**Supplied material**
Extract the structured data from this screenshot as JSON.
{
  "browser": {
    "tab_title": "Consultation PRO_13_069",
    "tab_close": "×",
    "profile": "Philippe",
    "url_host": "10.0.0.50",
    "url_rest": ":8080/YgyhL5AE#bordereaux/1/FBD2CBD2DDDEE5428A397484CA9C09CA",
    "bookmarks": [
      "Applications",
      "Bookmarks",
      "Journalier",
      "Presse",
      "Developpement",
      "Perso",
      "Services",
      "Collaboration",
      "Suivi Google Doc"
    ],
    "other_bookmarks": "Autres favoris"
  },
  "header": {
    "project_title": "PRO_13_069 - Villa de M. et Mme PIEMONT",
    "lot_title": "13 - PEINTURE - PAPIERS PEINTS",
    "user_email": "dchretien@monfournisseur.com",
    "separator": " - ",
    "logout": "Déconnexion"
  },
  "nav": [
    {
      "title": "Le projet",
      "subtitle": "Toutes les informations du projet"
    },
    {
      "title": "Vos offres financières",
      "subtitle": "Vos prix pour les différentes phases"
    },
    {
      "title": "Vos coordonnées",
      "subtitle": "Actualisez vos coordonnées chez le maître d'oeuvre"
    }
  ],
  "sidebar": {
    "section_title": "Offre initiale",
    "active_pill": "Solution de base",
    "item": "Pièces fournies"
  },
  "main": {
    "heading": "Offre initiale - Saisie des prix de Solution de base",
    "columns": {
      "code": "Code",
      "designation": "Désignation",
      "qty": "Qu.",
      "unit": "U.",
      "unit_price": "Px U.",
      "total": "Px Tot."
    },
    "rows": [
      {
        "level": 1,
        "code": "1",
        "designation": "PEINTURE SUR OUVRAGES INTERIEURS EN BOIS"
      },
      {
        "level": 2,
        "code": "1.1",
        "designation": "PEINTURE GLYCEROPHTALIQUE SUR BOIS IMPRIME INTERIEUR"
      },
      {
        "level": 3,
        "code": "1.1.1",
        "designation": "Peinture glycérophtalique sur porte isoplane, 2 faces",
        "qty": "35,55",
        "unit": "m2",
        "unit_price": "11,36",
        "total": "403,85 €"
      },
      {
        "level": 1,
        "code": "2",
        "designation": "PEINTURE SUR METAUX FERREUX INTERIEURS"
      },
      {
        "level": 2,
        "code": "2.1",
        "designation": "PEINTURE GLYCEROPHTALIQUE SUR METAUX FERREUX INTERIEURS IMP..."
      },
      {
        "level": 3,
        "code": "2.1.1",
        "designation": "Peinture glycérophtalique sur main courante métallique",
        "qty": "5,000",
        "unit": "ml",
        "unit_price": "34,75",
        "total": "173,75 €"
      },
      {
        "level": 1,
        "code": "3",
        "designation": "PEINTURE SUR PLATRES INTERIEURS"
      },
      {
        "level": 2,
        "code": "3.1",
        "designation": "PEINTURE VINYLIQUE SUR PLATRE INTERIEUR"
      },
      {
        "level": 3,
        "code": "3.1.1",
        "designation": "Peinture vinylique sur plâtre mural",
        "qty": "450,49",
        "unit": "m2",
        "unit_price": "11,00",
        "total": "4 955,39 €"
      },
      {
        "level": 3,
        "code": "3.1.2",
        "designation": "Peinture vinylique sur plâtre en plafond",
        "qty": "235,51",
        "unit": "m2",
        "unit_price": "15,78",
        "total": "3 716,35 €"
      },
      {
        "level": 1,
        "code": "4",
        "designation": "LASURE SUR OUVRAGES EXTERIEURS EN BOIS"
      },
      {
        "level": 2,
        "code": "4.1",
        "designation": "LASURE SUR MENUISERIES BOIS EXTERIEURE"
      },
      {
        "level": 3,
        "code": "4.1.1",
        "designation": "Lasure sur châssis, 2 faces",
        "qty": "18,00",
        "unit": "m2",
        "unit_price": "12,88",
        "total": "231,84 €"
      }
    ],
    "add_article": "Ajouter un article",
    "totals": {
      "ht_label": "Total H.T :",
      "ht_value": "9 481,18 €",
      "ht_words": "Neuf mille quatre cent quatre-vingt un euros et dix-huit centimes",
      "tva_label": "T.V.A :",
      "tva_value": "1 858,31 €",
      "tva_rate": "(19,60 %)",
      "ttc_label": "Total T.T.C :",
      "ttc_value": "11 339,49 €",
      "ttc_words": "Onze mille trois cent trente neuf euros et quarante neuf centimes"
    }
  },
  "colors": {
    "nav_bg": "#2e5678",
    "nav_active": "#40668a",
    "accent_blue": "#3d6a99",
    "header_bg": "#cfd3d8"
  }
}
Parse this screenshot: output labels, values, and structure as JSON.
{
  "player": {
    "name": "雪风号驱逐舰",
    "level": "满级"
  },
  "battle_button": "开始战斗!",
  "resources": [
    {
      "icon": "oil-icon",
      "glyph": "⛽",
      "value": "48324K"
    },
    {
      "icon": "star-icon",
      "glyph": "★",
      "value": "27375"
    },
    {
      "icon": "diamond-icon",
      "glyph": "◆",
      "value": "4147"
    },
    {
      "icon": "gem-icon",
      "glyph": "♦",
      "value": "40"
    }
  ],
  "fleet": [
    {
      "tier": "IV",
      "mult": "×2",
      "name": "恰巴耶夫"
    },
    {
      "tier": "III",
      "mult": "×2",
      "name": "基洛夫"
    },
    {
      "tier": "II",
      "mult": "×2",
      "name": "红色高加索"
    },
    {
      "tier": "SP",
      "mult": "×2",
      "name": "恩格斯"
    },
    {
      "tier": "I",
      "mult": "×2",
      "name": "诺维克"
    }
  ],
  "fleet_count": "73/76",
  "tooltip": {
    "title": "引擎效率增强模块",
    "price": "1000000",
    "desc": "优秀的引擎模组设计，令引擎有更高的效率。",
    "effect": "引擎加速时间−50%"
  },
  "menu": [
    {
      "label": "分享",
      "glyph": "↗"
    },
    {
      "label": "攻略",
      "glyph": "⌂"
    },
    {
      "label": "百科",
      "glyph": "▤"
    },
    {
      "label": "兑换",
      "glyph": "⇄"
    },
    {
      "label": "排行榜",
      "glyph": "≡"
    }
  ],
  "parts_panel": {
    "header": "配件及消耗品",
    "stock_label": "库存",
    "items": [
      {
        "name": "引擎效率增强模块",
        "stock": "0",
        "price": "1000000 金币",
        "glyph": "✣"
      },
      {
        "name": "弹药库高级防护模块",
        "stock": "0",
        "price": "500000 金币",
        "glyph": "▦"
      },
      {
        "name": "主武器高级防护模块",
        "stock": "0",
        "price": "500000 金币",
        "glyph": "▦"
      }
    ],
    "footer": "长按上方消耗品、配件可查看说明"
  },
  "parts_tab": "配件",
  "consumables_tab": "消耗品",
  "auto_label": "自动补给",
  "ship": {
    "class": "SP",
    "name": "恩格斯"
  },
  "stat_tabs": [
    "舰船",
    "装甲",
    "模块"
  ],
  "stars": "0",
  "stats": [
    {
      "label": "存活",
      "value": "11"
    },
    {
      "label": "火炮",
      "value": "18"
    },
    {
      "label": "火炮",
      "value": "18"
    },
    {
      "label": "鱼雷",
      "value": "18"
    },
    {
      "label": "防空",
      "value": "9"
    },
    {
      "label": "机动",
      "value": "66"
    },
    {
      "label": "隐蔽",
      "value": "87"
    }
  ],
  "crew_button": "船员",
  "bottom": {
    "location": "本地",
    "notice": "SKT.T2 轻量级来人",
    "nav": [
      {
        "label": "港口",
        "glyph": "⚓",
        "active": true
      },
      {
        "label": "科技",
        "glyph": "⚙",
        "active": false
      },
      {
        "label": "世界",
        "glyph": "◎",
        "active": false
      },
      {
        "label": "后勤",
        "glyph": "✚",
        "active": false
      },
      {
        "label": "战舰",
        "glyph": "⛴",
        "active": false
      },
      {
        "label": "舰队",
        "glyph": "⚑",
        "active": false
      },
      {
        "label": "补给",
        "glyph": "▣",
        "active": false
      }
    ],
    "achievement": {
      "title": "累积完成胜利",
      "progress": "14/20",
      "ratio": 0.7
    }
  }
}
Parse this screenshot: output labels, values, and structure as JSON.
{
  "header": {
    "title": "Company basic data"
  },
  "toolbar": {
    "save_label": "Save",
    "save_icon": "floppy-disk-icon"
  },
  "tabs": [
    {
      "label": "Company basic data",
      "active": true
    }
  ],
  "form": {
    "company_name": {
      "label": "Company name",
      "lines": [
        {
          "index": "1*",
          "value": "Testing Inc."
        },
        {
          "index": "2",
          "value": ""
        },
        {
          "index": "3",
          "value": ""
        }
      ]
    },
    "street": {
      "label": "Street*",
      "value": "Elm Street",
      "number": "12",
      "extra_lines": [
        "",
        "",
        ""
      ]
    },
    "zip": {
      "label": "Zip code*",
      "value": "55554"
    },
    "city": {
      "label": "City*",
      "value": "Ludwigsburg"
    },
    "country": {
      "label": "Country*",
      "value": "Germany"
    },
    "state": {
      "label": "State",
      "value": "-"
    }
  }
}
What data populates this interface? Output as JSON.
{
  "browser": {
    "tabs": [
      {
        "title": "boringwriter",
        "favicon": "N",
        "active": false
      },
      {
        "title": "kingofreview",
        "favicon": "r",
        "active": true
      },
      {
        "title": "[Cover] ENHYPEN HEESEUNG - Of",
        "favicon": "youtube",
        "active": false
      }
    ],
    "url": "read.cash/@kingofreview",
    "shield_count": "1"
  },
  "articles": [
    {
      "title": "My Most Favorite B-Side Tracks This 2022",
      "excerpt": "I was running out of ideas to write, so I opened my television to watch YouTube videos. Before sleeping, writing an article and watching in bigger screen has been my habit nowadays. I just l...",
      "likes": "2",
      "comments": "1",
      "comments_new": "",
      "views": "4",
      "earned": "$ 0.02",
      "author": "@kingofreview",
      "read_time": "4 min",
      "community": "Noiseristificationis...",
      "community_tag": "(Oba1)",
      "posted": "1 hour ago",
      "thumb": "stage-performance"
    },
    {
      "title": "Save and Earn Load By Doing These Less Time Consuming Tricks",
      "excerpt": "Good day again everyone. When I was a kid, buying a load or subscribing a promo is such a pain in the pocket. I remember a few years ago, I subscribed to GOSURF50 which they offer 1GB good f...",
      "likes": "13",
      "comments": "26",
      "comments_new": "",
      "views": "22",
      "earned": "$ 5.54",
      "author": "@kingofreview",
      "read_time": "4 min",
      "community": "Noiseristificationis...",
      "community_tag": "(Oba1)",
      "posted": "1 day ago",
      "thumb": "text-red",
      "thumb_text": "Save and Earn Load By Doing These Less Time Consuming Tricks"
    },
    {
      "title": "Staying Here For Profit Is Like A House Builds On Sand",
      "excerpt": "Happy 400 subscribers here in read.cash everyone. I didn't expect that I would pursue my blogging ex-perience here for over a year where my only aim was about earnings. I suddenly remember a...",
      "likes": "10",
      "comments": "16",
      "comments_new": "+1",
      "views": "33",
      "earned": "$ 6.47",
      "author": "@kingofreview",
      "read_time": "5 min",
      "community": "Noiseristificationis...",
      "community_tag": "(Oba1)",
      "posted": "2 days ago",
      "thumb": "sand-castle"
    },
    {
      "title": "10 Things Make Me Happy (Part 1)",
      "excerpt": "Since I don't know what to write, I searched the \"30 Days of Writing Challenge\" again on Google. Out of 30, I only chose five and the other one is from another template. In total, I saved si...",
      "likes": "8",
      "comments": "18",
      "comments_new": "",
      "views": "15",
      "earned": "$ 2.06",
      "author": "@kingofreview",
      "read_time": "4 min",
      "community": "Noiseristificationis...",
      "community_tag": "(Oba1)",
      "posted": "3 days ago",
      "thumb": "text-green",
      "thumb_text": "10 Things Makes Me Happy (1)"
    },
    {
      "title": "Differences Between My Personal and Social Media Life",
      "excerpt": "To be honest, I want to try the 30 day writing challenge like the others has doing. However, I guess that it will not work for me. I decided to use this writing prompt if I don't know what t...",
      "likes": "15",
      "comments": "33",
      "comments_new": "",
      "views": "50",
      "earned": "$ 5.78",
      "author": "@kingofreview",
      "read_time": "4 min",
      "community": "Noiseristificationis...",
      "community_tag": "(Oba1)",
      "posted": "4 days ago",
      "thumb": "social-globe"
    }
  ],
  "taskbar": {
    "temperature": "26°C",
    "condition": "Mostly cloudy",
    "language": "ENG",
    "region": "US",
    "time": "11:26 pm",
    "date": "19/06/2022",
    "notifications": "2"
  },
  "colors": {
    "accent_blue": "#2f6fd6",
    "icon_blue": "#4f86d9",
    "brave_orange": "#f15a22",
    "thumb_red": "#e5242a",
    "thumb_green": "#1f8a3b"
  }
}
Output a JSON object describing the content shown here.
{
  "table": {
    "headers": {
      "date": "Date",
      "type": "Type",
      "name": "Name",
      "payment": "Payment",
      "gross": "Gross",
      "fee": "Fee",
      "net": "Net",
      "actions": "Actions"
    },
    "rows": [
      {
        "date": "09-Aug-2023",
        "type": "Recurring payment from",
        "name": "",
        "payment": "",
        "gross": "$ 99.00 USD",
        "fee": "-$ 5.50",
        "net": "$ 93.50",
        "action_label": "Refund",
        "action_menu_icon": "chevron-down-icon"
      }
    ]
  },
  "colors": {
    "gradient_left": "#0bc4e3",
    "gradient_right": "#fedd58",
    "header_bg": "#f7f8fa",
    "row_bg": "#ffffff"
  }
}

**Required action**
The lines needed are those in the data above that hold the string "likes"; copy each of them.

**Response area**
      "likes": "2",
      "likes": "13",
      "likes": "10",
      "likes": "8",
      "likes": "15",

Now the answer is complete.